I don’t know about you but I sort of remember being young and without the rose coloured spectacles I remember enjoying some of it and hating other parts of it. As a young person I was invincible and because of this I played close to the edge of everything I did, personally and politically. But then I come from an abusive home so I was not an atypical teen?
So when I was first asked to write something about youth I was like ok what can I write, and nothing came. I was devoid of thought and tried to evade the request. But today I am angry, very angry. National rolled out their solution to youth crime and as per usual it totally missed the mark and relies on punitive victim blaming. Having been a youth (yes we all have and I truly think we should NOT forget this), who got into petty crime, having worked with youth, having lived with youth, and having supported young people I am ashamed to say that we get it wrong when it comes to our young people.

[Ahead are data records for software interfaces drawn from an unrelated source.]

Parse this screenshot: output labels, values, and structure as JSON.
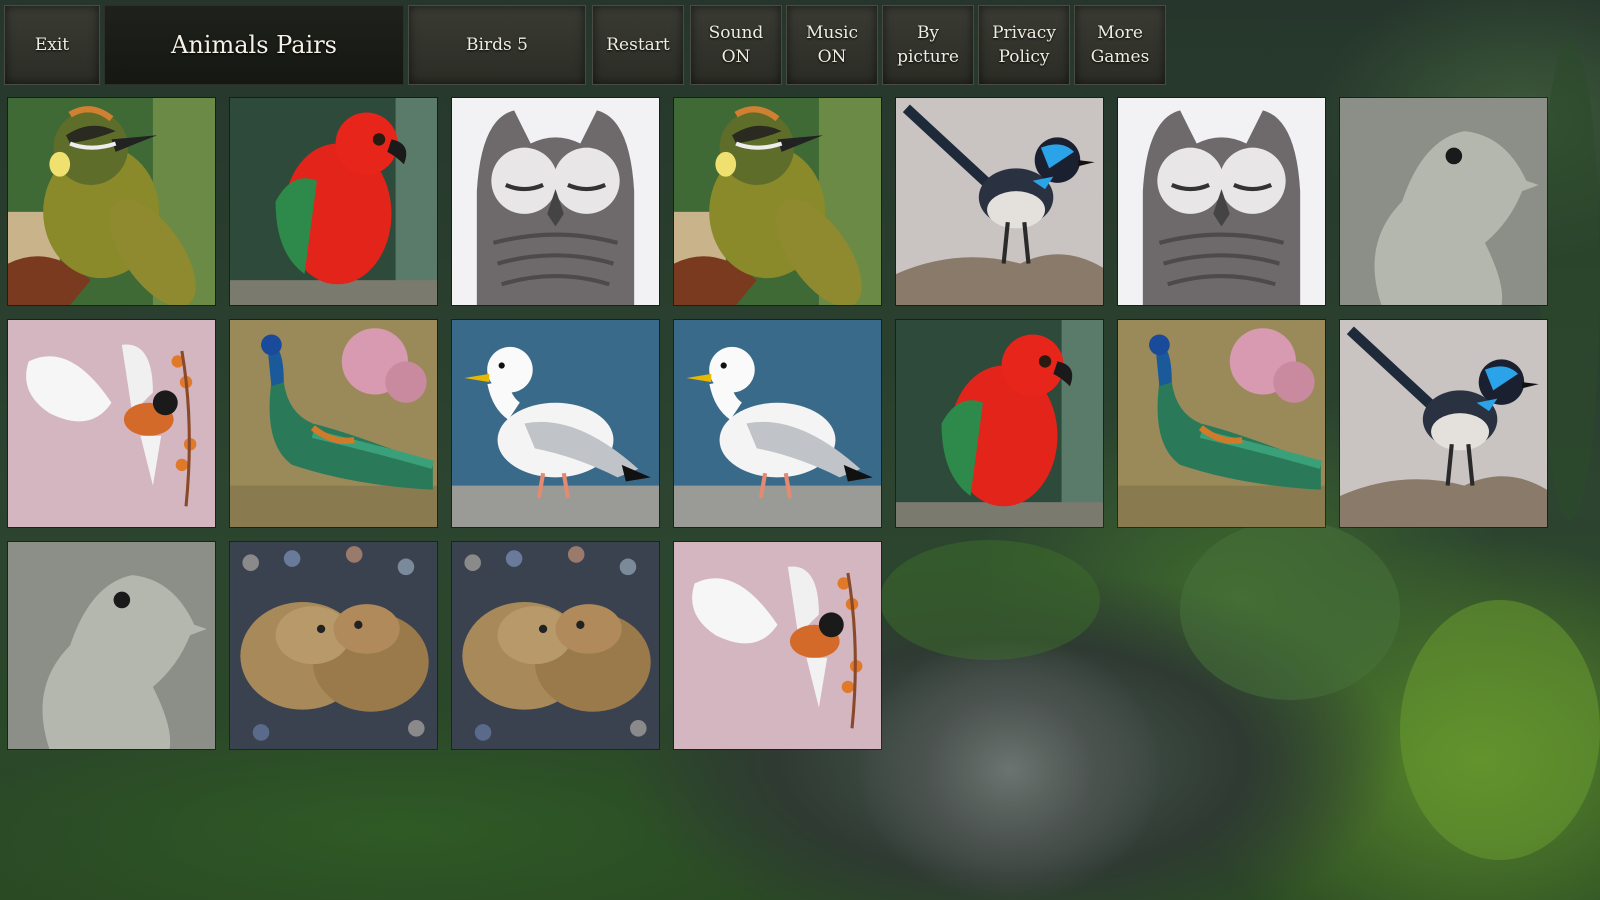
{
  "header": {
    "exit_label": "Exit",
    "title": "Animals Pairs",
    "category_label": "Birds 5",
    "restart_label": "Restart",
    "sound_label": "Sound\nON",
    "music_label": "Music\nON",
    "mode_label": "By\npicture",
    "privacy_label": "Privacy\nPolicy",
    "more_label": "More\nGames"
  },
  "board": {
    "rows": [
      [
        "honeyeater",
        "king-parrot",
        "owl",
        "honeyeater",
        "fairy-wren",
        "owl",
        "dove"
      ],
      [
        "flying-finch",
        "peacock",
        "seagull",
        "seagull",
        "king-parrot",
        "peacock",
        "fairy-wren"
      ],
      [
        "dove",
        "ducklings",
        "ducklings",
        "flying-finch"
      ]
    ]
  },
  "colors": {
    "button_bg": "#2f312a",
    "button_text": "#f0ece0",
    "title_bg": "#1a1c17"
  }
}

When I was a teen I left home headed to the big city and got fully embedded in a world of criminal activities, alcohol and drug taking. I generally bummed around avoiding work, responsibility and planning for my future. The system, whilst certainly not perfect in any shape or form did allow me to play within the margins. I could fall down and be helped up. Ok I had to wear a label but I was still helped up. There were recovery centres, a benefit that did not sanction me at the push of a button. I had time. Time to find out through various avenues who I was what I wanted and eventually how to get it. Time is what we are no longer giving our young. At primary school we get them to think about what they need to save for – like their pension. We push them through school demanding they achieve at a level that must feel like they are constantly on fire or worse still at a rave 24/7. By the time they get to uni they can take a bit of a breather in O week, but then they must figure out which degree is the right degree to get them that job which will see them through till they are either dead or needing to find another job because the market moves so quickly.

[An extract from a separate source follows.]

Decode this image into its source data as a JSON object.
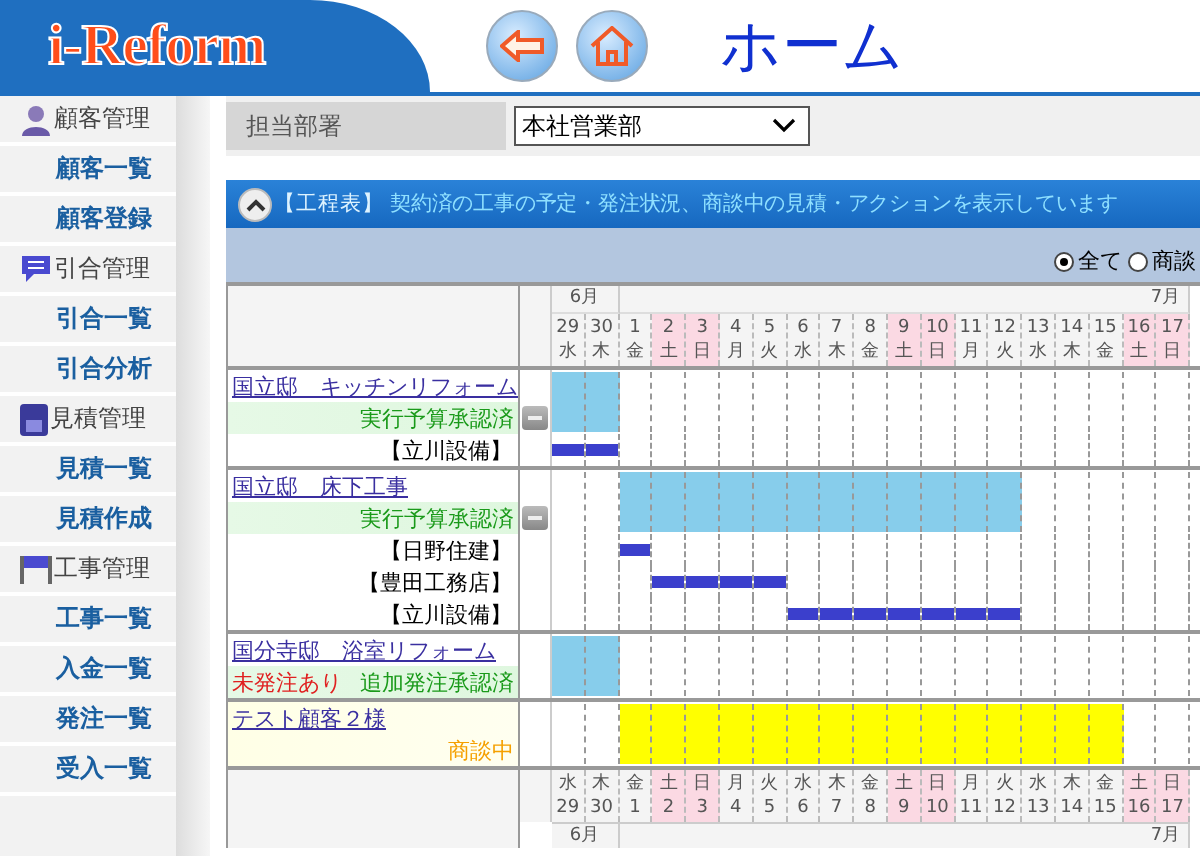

Young people today are expected to know exactly what it is they want to do and then get on to it and save for their future. If they trip they must immediately pick themselves back up and keep going. There is no breathing space. Mistakes are punished in such a way as to think that we have forgotten how many times we fell and were helped up. Hannah McQueen the money guru who is welcomed with open arms and no critique argues that young people cannot waste time doing things that will make the taxpayer resentful. Really, what is it we are resentful about? So young people must know exactly what it is they will do with the rest of their lives even whilst the rest of their lives is being turned into mincemeat.

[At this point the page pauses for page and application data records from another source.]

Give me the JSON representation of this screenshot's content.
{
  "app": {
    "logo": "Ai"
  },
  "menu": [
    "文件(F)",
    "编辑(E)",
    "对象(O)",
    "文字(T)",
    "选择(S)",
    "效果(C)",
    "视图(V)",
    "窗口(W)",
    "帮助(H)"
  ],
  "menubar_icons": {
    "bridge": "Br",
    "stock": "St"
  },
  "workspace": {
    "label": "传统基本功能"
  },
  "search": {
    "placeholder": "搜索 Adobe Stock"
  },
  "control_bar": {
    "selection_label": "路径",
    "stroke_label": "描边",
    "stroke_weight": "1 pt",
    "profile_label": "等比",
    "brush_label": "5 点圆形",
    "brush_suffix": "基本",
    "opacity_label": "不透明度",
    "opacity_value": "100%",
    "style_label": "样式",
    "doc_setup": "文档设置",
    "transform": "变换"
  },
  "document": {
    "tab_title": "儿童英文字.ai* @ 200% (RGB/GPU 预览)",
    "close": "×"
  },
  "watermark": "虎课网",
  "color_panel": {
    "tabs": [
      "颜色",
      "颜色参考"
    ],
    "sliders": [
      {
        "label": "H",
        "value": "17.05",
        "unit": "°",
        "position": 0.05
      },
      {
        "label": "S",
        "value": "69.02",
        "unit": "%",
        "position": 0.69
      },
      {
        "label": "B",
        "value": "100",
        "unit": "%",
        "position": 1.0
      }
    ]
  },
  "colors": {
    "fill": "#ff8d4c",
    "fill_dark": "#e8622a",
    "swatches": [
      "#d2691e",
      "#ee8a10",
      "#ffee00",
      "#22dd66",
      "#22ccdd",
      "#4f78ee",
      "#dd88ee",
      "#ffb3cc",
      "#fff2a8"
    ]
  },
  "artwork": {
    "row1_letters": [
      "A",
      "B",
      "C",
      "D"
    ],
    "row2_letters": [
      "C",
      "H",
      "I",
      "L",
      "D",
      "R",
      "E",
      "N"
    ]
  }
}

If you fall these days there are no longer space such as Hanmer Springs, an eight week recovery centre based in the south island, that allowed people the space to think, learn and test their new learnings. I know it wasn’t perfect but for all its wrongs TIME was something we valued. If you fall over now – you are sanctioned by WINZ, sent into programmes that make you race around barely learning anything outside how to yell YES/NO SIR. This new programme the National Party are rolling out has been tried before and guess what – it didn’t work then. Why? Because it was harsh and punitive and ignores the reality that young people need space and time to find out who they are.
It’s time to stop marching our young people through to a cut-off date as if they will run out of points if they are not sorted now and must then exit the room forever. We need to slow things down for them . For all the shit I experienced I managed to meet some awesome people who shared important lessons that I am just putting into practice now. I have some of the best stories, and I can spin a yarn that is entertaining. In my journey I managed to become an alcohol and drug counsellor, worked as the director of Rape Crisis, got a PhD and now works in various roles in my local community. This for a kid who left home at 16 and lived on the margins of society. Our kids need our stories and they need the space to create their own. I for one want them to have the world at their feet so that one day they will look back and say I made it even against the odds. I do not want us standing around a freshly dug grave saying what the hell went wrong.
By Dr Kyro Selket.